Four bombs on London's subways and a bus wounded at least one person Thursday afternoon and sparked panic in London again as the city mourned the dozens that died after four bombs exploded two weeks ago.
A horrible déjà vu
A string of blasts on the London subway system and a bus sent screaming passengers fleeing in panic and wounded at least one person Thursday, exactly two weeks after the deadliest terror attack on Britain.
"We know that we had four explosions or attempted explosions simultaneously," London police chief Ian Blair told reporters. "At the moment the casualties appear to be very low in the explosions. The bombs appear to be smaller than on the last occasion. We don't know the implications for this yet -- clearly this is a very serious incident."
Dozens of police and fire engines scrambled to the scenes, evacuating three subway stations and cordoning off a wide area in eastern London around a double-decker bus in which the upper-floor windows were blown out.
Police said they had sent armed officers to investigate an "incident" at University College Hospital in central London. A spokesman was unable to confirm reports on Sky News about a man with a device with protruding wires attached to him seen in the area of the hospital. Police said the incident had been contained without providing further details.
A city already traumatized
Stations at Oval in southern London, Warren Street to the north and Shepherd's Bush to the west were evacuated. Police said initial investigations of Warren Street and Oval stations found no sign of chemical agents.
Four subway lines were temporarily shut down.
Copycat or same group?
The blasts hit a city traumatized by the July 7 attacks, in which 56 people were killed including four suspected al-Qaeda suicide bombers who blew up three subway trains and a double-decker bus.
Chaos, panic, witnesses say
Back on the streets, passengers who had fled the trains reported panic and chaos below ground.
Victoria Line passenger Ivan McCracken said he heard a traveler's backpack had exploded on the subway outside Warren Street station.
The explosions two weeks ago were much more powerful, police officials said
"I was in a middle carriage and the train was not far short of Warren Street station when suddenly the door between my carriage and the next one burst open and dozens of people started rushing through, some were falling and there was mass panic," he told Sky News.
"It was difficult to get the story from any of them what had happened but when I got to ground level there was an Italian young man comforting an Italian girl who told me he had seen what had happened.
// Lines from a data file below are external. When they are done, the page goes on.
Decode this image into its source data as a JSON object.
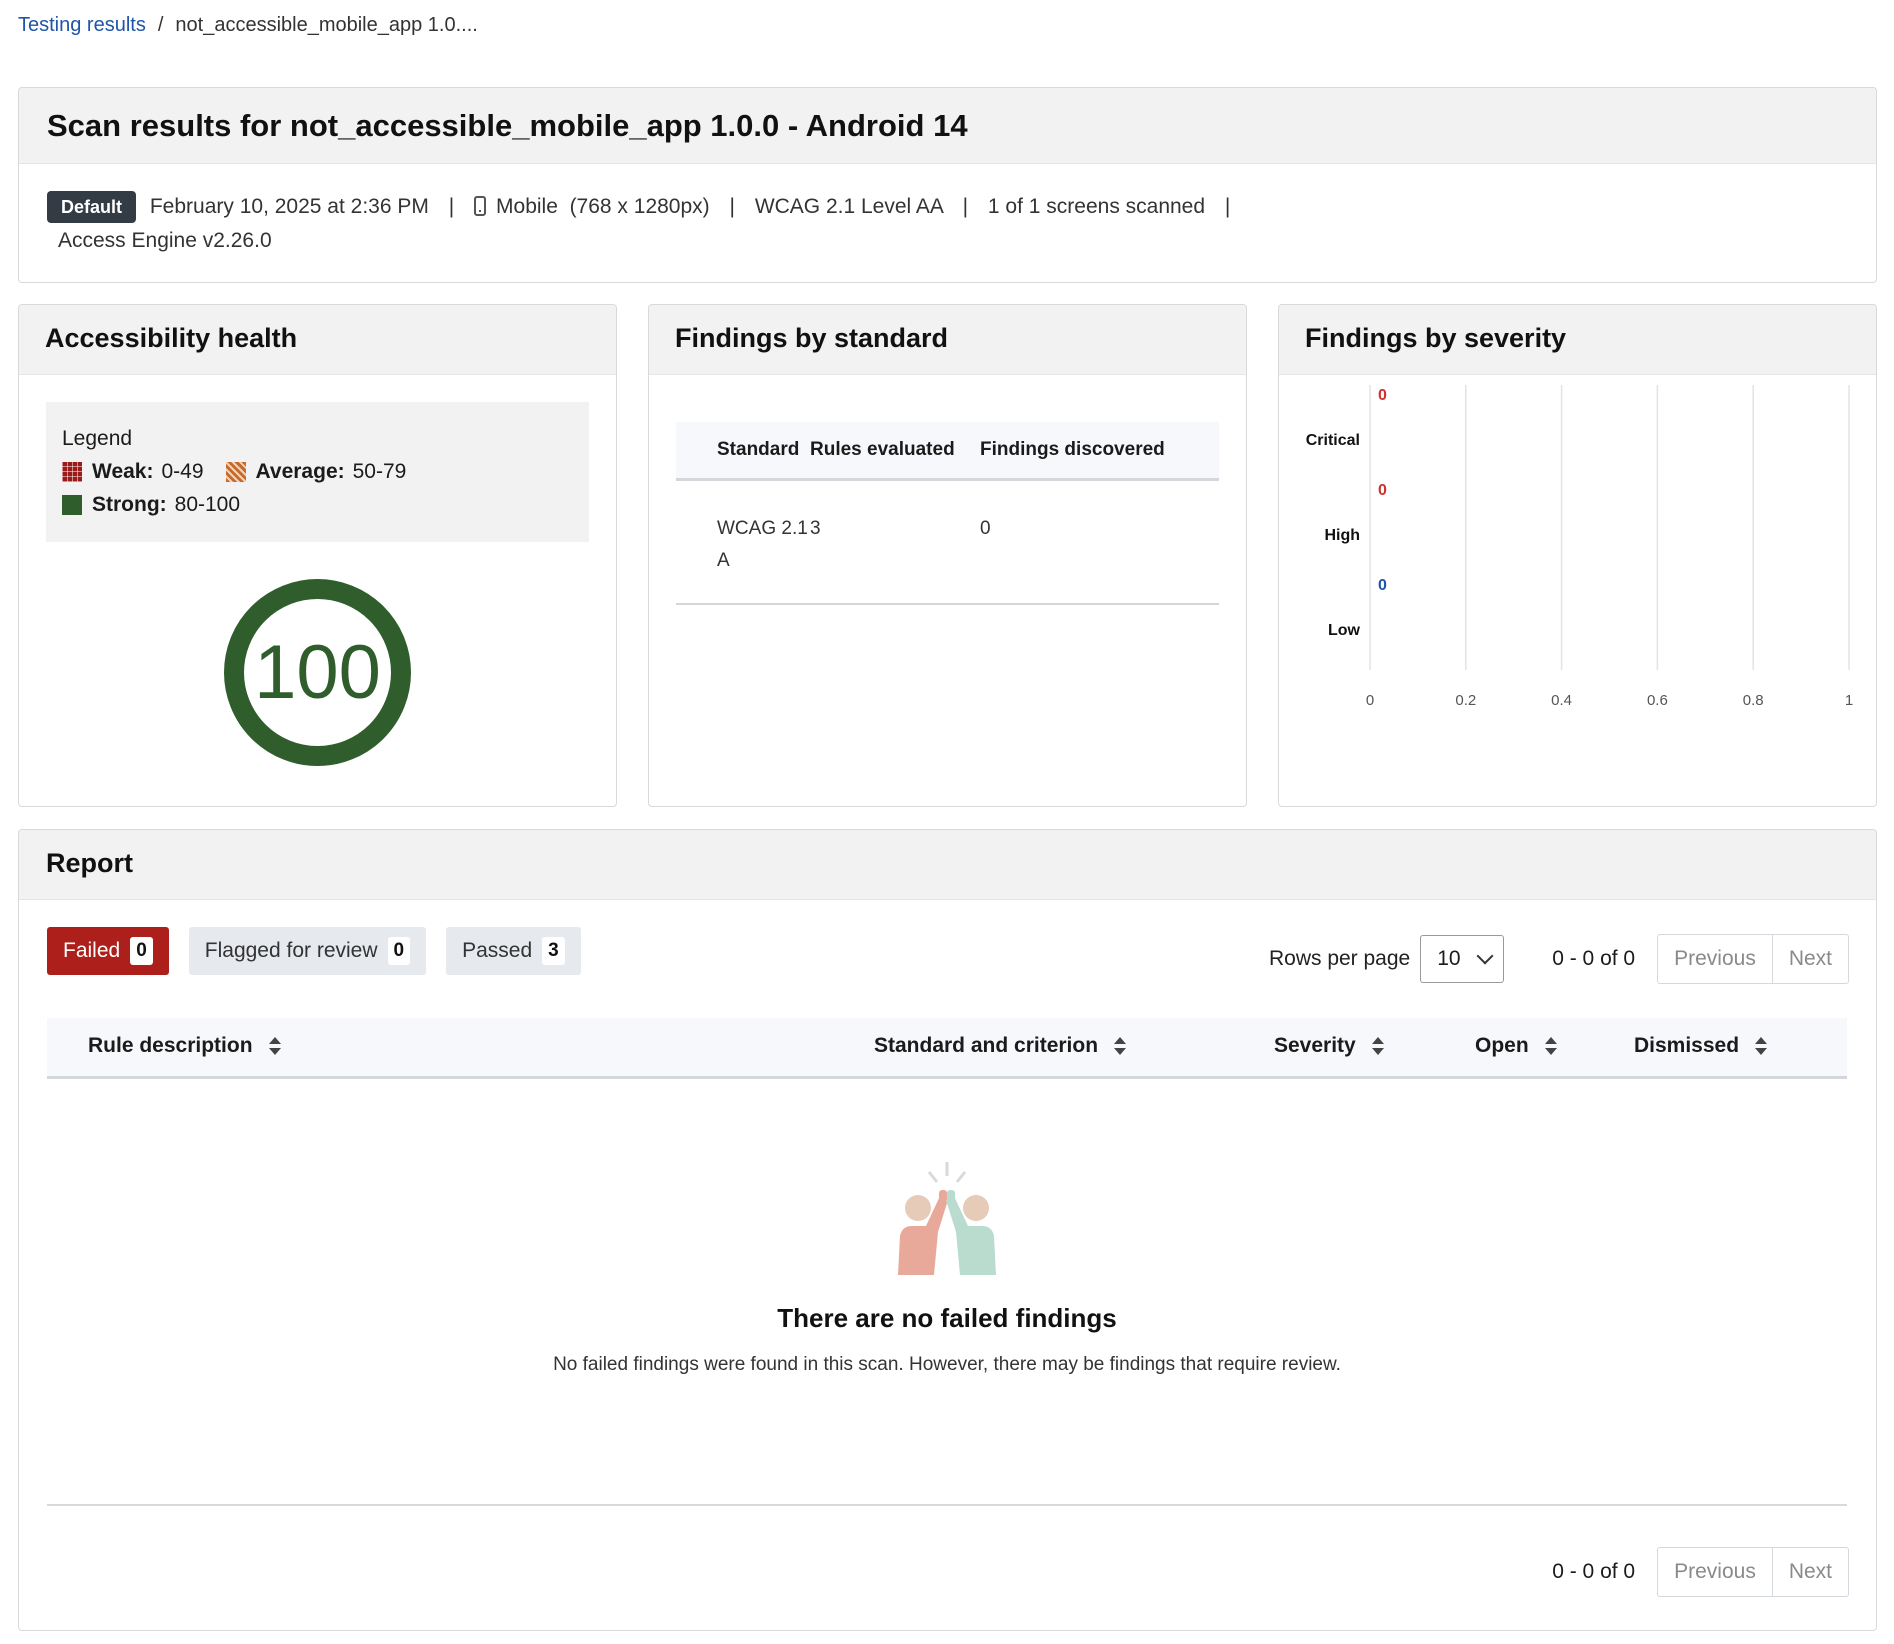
{
  "breadcrumb": {
    "link": "Testing results",
    "separator": "/",
    "current": "not_accessible_mobile_app 1.0...."
  },
  "header": {
    "title": "Scan results for not_accessible_mobile_app 1.0.0 - Android 14",
    "badge": "Default",
    "date": "February 10, 2025 at 2:36 PM",
    "device": "Mobile",
    "resolution": "(768 x 1280px)",
    "standard": "WCAG 2.1 Level AA",
    "screens": "1 of 1 screens scanned",
    "engine": "Access Engine v2.26.0",
    "separator": "|",
    "device_icon": "mobile-phone-icon"
  },
  "health": {
    "title": "Accessibility health",
    "legend_title": "Legend",
    "weak_label": "Weak:",
    "weak_range": "0-49",
    "average_label": "Average:",
    "average_range": "50-79",
    "strong_label": "Strong:",
    "strong_range": "80-100",
    "score": "100",
    "colors": {
      "weak": "#9b1b1b",
      "average": "#c76a2b",
      "strong": "#2f5d2c"
    }
  },
  "standard": {
    "title": "Findings by standard",
    "columns": [
      "Standard",
      "Rules evaluated",
      "Findings discovered"
    ],
    "rows": [
      {
        "standard": "WCAG 2.1 A",
        "rules": "3",
        "findings": "0"
      }
    ]
  },
  "severity": {
    "title": "Findings by severity"
  },
  "chart_data": {
    "type": "bar",
    "orientation": "horizontal",
    "categories": [
      "Critical",
      "High",
      "Low"
    ],
    "values": [
      0,
      0,
      0
    ],
    "value_labels": [
      "0",
      "0",
      "0"
    ],
    "value_colors": [
      "#d0312d",
      "#d0312d",
      "#1f55a8"
    ],
    "xlim": [
      0,
      1
    ],
    "xticks": [
      "0",
      "0.2",
      "0.4",
      "0.6",
      "0.8",
      "1"
    ],
    "grid": true
  },
  "report": {
    "title": "Report",
    "tabs": [
      {
        "label": "Failed",
        "count": "0",
        "active": true
      },
      {
        "label": "Flagged for review",
        "count": "0",
        "active": false
      },
      {
        "label": "Passed",
        "count": "3",
        "active": false
      }
    ],
    "rows_per_page_label": "Rows per page",
    "rows_per_page_value": "10",
    "range_text": "0 - 0 of 0",
    "previous": "Previous",
    "next": "Next",
    "columns": [
      "Rule description",
      "Standard and criterion",
      "Severity",
      "Open",
      "Dismissed"
    ],
    "empty_title": "There are no failed findings",
    "empty_text": "No failed findings were found in this scan. However, there may be findings that require review.",
    "empty_icon": "high-five-illustration-icon"
  }
}
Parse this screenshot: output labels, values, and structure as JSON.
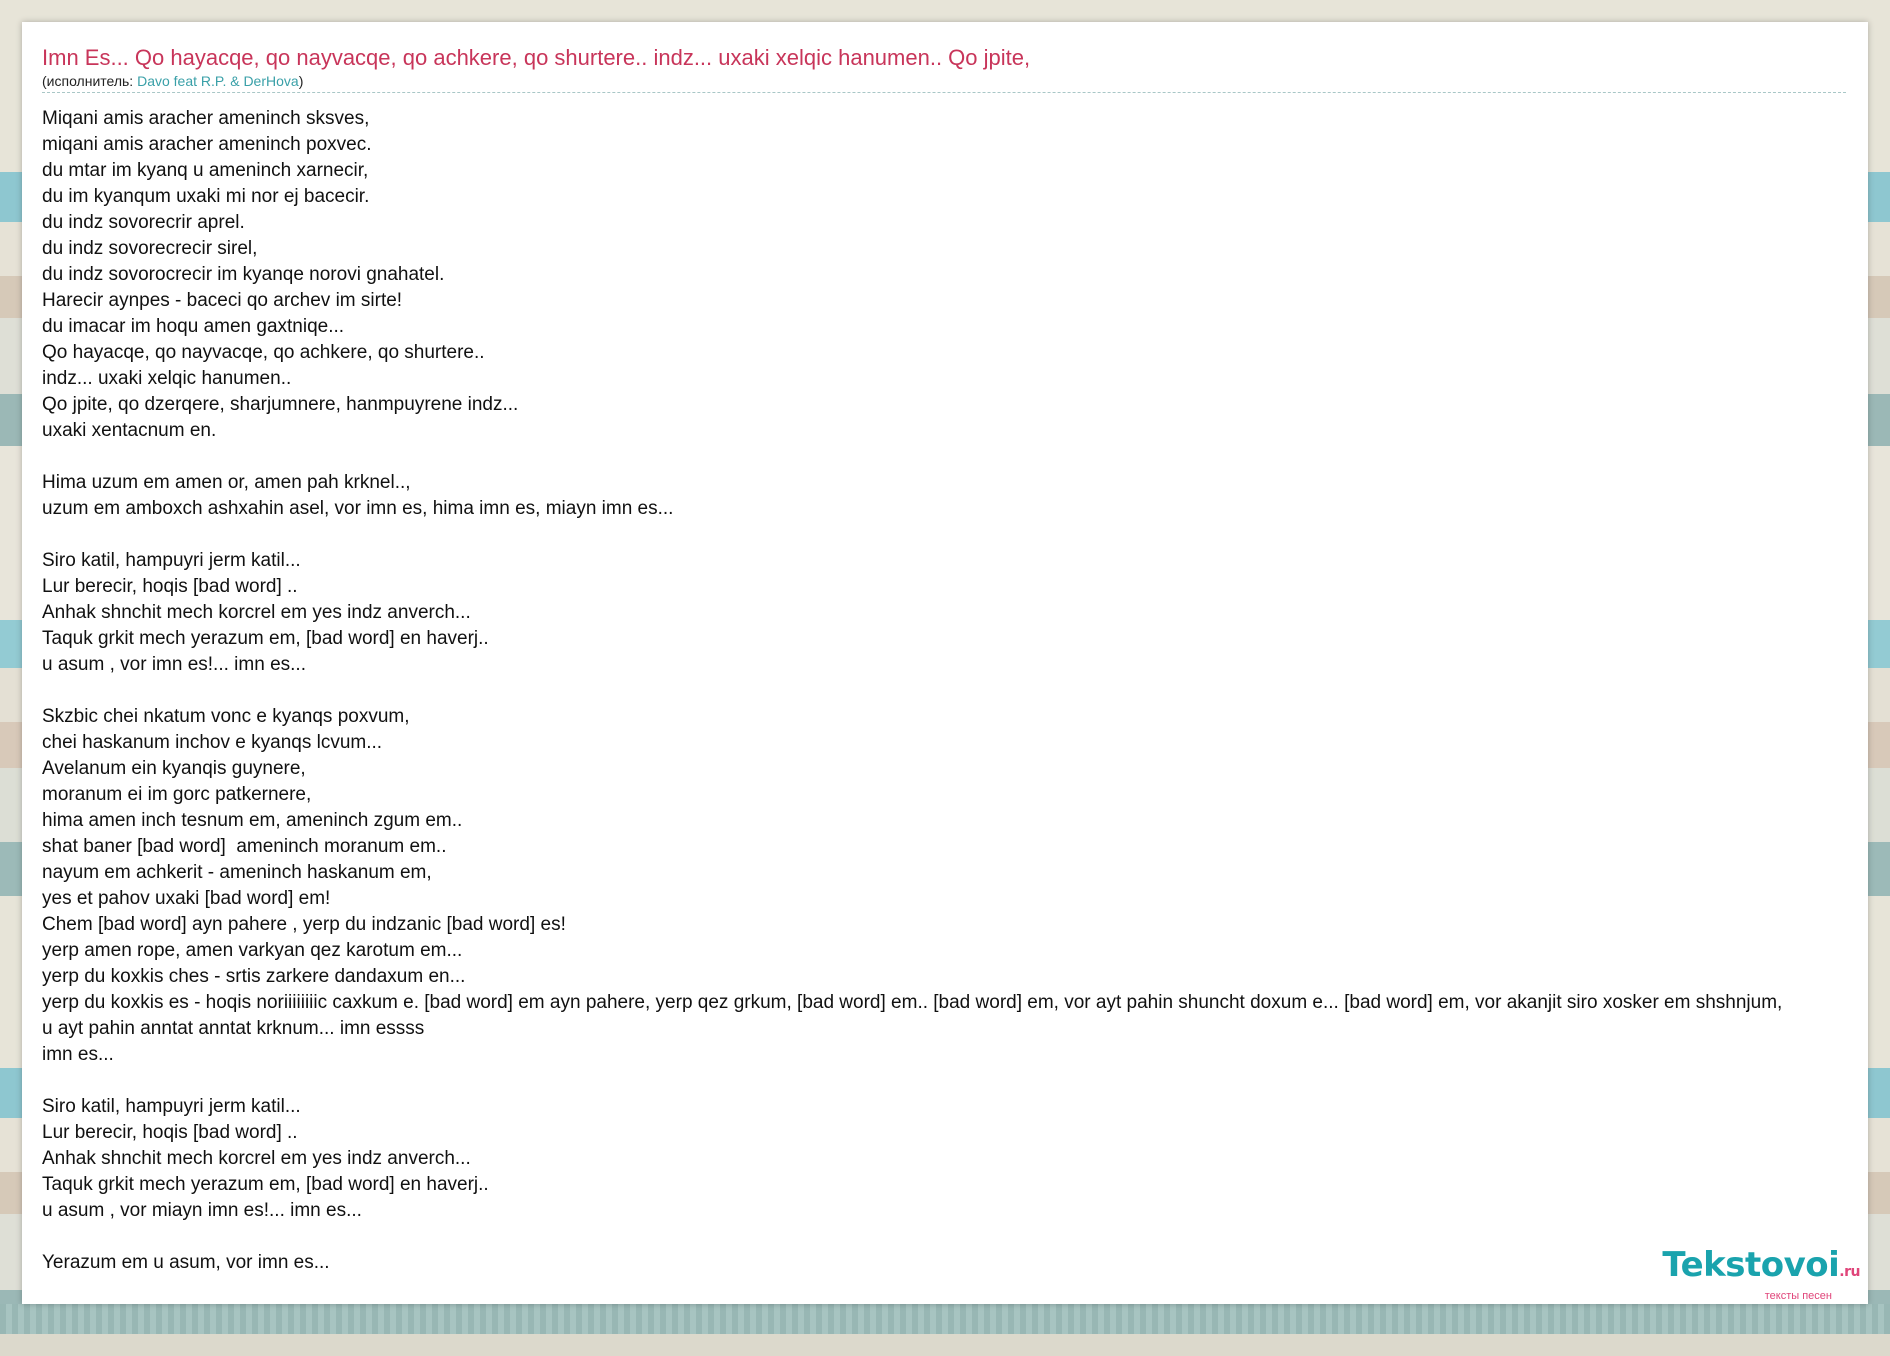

He said that a man was carrying a rucksack and the rucksack suddenly exploded. It was a minor explosion but enough to blow open the rucksack. The man then made an exclamation as if something had gone wrong. At that point everyone rushed from the carriage."
"I could just smell smoke"
Another witness, Abena Adofo, 23, told AFP that people were running into her carriage. "I could just smell smoke and I saw lots of people panicking," she said. "I was just trying to be calm and get out. The smell of smoke was coming from the end of the carriage."
Stagecoach, which owns the number 26 bus involved in the incident, said the driver heard a bang at around 12:30 p.m. London time.
The bus had left Waterloo and was in the Shoreditch neighborhood when the incident happened.
"The driver heard a bang which appeared to come from the upper deck," a spokesman told AFP. "When he went upstairs to investigate, the windows on the upper deck were blown out. The bus is structurally intact and we don't have any reports of injuries."
British Prime Minister Tony Blair urged the public to stay calm.
"We know why these things are done -- they are done to scare people," he told reporters. "Fortunately, in this instance, there appear to have been no casualties ... We've got to react calmly. To react in any other way is to engage in the game they want us to engage in."